Is there a better way than measuring our worth by our performance?
Self-esteem is widely regarded as one of the most important values in today’s society. Parents, teachers, and of course we therapists focus our efforts on boosting self-esteem, assuming that high self-esteem will result in many positive outcomes and benefits. We believe it will increase productivity and performance, benefit interpersonal relationships, and lead to healthier lifestyles. One reason we believe this to be true is because we observe that people with low self-esteem or sense of self-worth often underperform or suffer from depression and anxiety as well as battle social isolation.
In the past decade however studies have evaluated the effect of high self-esteem on a variety of areas and found the outcome to be unconvincing. High self-esteem does not necessarily lead to positive outcomes, and for many people it in fact creates major problems such as arrogance, self-righteousness, selfishness, or a false sense of superiority. There seems to be a fine line between thinking very highly of yourself and lacking empathy or self-reflection.
A different problem affects those who are self-reflective, but whose self-esteem is based on performance and therefore inherently fragile. As Psychotherapist Dr. Russ Harris (author of “The Happiness Trap”) explains, people whose self-esteem is based on excelling at work suffer especially in this regard: When they perform well, they feel good about themselves, but when their performance drops, so does their self-esteem. As a result, Dr. Harris says, people with high self-esteem spend their lives trying to maintain it, often neglecting their other needs and those of the people they love in the process.
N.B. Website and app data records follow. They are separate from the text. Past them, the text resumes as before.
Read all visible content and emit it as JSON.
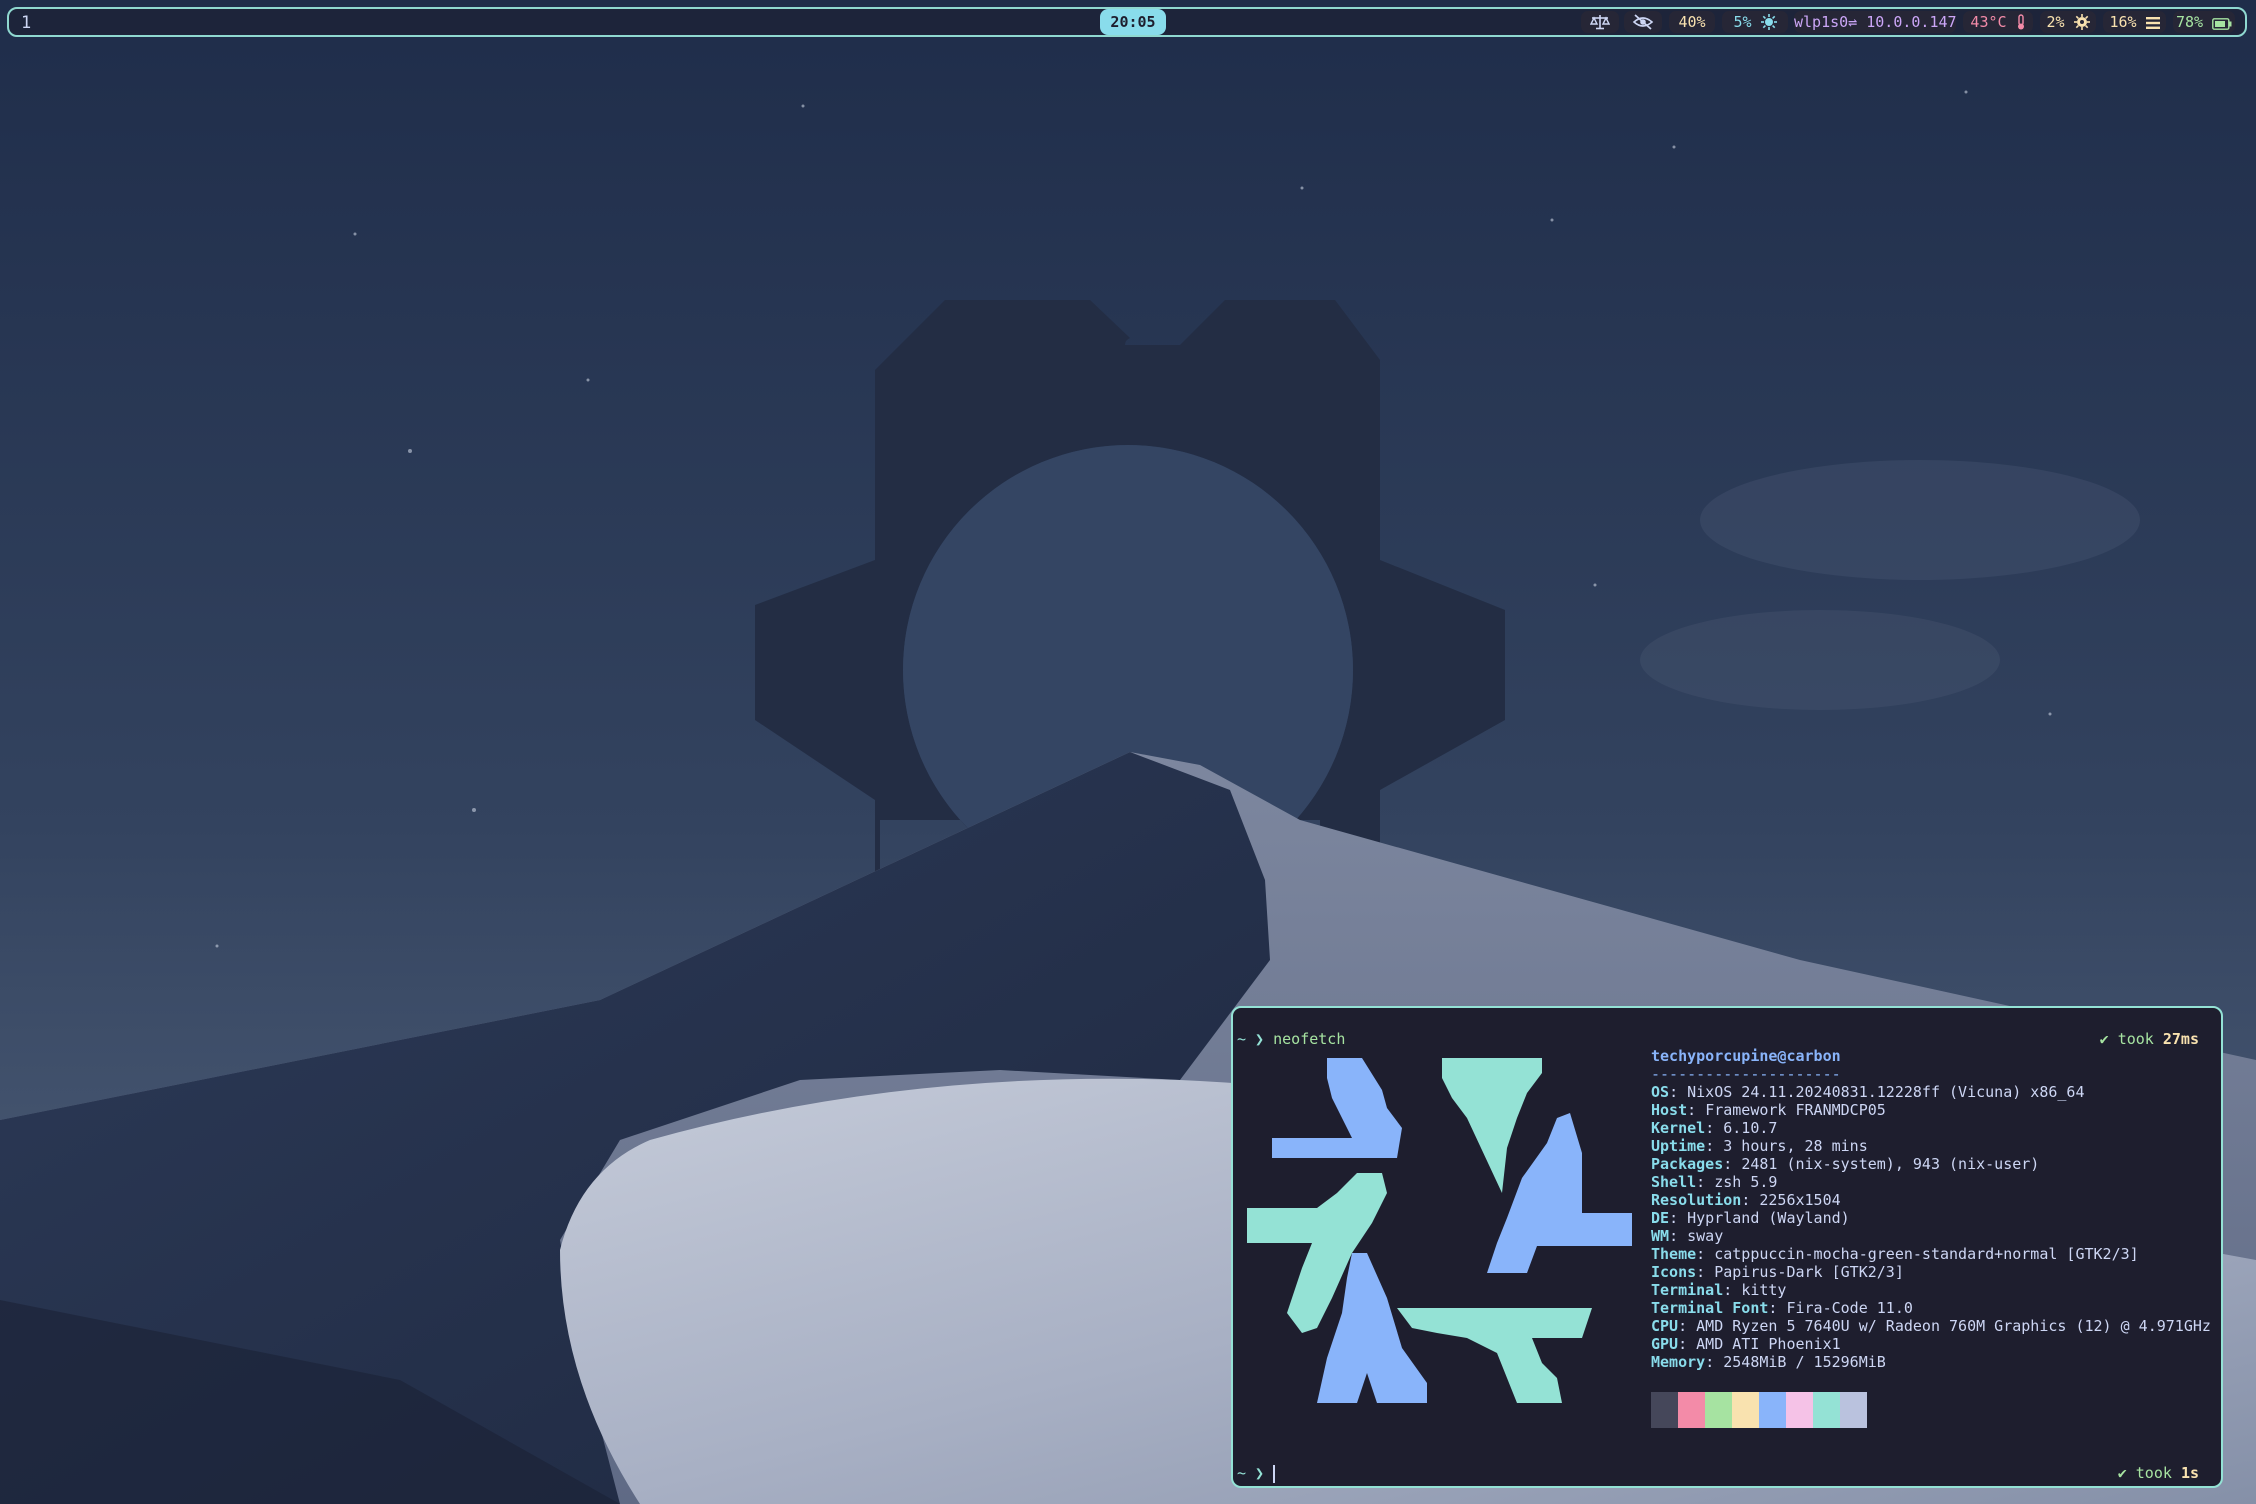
{
  "topbar": {
    "workspace": "1",
    "clock": "20:05",
    "modules": {
      "idle_icon": "scale-icon",
      "eye_icon": "eye-off-icon",
      "volume": "40%",
      "brightness": "5%",
      "brightness_icon": "sun-icon",
      "network": "wlp1s0⇌ 10.0.0.147",
      "temperature": "43°C",
      "temperature_icon": "thermometer-icon",
      "cpu": "2%",
      "cpu_icon": "cpu-icon",
      "memory": "16%",
      "memory_icon": "memory-icon",
      "battery": "78%",
      "battery_icon": "battery-icon"
    }
  },
  "terminal": {
    "prompt_symbol": "~ ❯",
    "command": "neofetch",
    "took_label": "✔ took",
    "took_first": "27ms",
    "took_second": "1s",
    "fetch": {
      "title": "techyporcupine@carbon",
      "separator": "---------------------",
      "rows": [
        {
          "key": "OS",
          "value": "NixOS 24.11.20240831.12228ff (Vicuna) x86_64"
        },
        {
          "key": "Host",
          "value": "Framework FRANMDCP05"
        },
        {
          "key": "Kernel",
          "value": "6.10.7"
        },
        {
          "key": "Uptime",
          "value": "3 hours, 28 mins"
        },
        {
          "key": "Packages",
          "value": "2481 (nix-system), 943 (nix-user)"
        },
        {
          "key": "Shell",
          "value": "zsh 5.9"
        },
        {
          "key": "Resolution",
          "value": "2256x1504"
        },
        {
          "key": "DE",
          "value": "Hyprland (Wayland)"
        },
        {
          "key": "WM",
          "value": "sway"
        },
        {
          "key": "Theme",
          "value": "catppuccin-mocha-green-standard+normal [GTK2/3]"
        },
        {
          "key": "Icons",
          "value": "Papirus-Dark [GTK2/3]"
        },
        {
          "key": "Terminal",
          "value": "kitty"
        },
        {
          "key": "Terminal Font",
          "value": "Fira-Code 11.0"
        },
        {
          "key": "CPU",
          "value": "AMD Ryzen 5 7640U w/ Radeon 760M Graphics (12) @ 4.971GHz"
        },
        {
          "key": "GPU",
          "value": "AMD ATI Phoenix1"
        },
        {
          "key": "Memory",
          "value": "2548MiB / 15296MiB"
        }
      ],
      "palette": [
        "#45475a",
        "#f38ba8",
        "#a6e3a1",
        "#f9e2af",
        "#89b4fa",
        "#f5c2e7",
        "#94e2d5",
        "#bac2de"
      ]
    },
    "logo_colors": {
      "blue": "#89b4fa",
      "teal": "#94e2d5"
    }
  },
  "wallpaper": {
    "sky_top": "#263552",
    "sky_bottom": "#4a5a78",
    "gear_color": "#232d44",
    "dune_dark": "#263450",
    "dune_light": "#a9b0c4"
  }
}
Many of us spend considerable mental energy evaluating whether or not we are “good” people, pointing out all the good things we’ve accomplished each week, and why we therefore can feel good about ourselves. The problem is that since these good feelings are performance-based, any moment of “slacking” provides fodder for negative self-judgment that is ever-lurking just beneath the surface.
So if self-esteem is actually less helpful to us than we thought, and low-self-esteem is equally undesirable, what would positive self-regard look like that is healthy, stable, and allows for sensitivity towards others?
Dr. Harris introduces an alternative way of treating yourself and dealing with your inner judgments. He proposes we ask questions that assess the helpfulness of a critical thought: Does this thought help me take effective action to improve my life? Does it help me to be the person I want to be, and to build the relationships I desire? In other words, the point is not whether our self-judgments are factual or not, but whether they move us towards the practical and positive outcomes we desire.
Rather than having self-esteem based on the elusive pursuit of constant success and alleged perfection, you instead practice self-acceptance that lovingly accepts yourself where you are at now -- allowing yourself to make positive changes where you would like to, but without making room for dwelling on judgmental thoughts and feelings. Self-acceptance consequently means completely letting go of self-criticism. Rather than basing your value on performance, it instead involves unconditional self-acceptance -- warts and all.
This approach is in no way in conflict with introspection, personal development, or becoming a more caring person, because it sets up a loving environment where that kind of growth becomes possible. It entails recognizing what your values and goals are, and taking effective steps to pursue them. While you won’t be able to stop your thinking mind from providing ongoing judgments of yourself and others, you can stop buying into them and instead mindfully connect with where you are, what you are doing, and what you truly value in life, and then take effective action to live accordingly.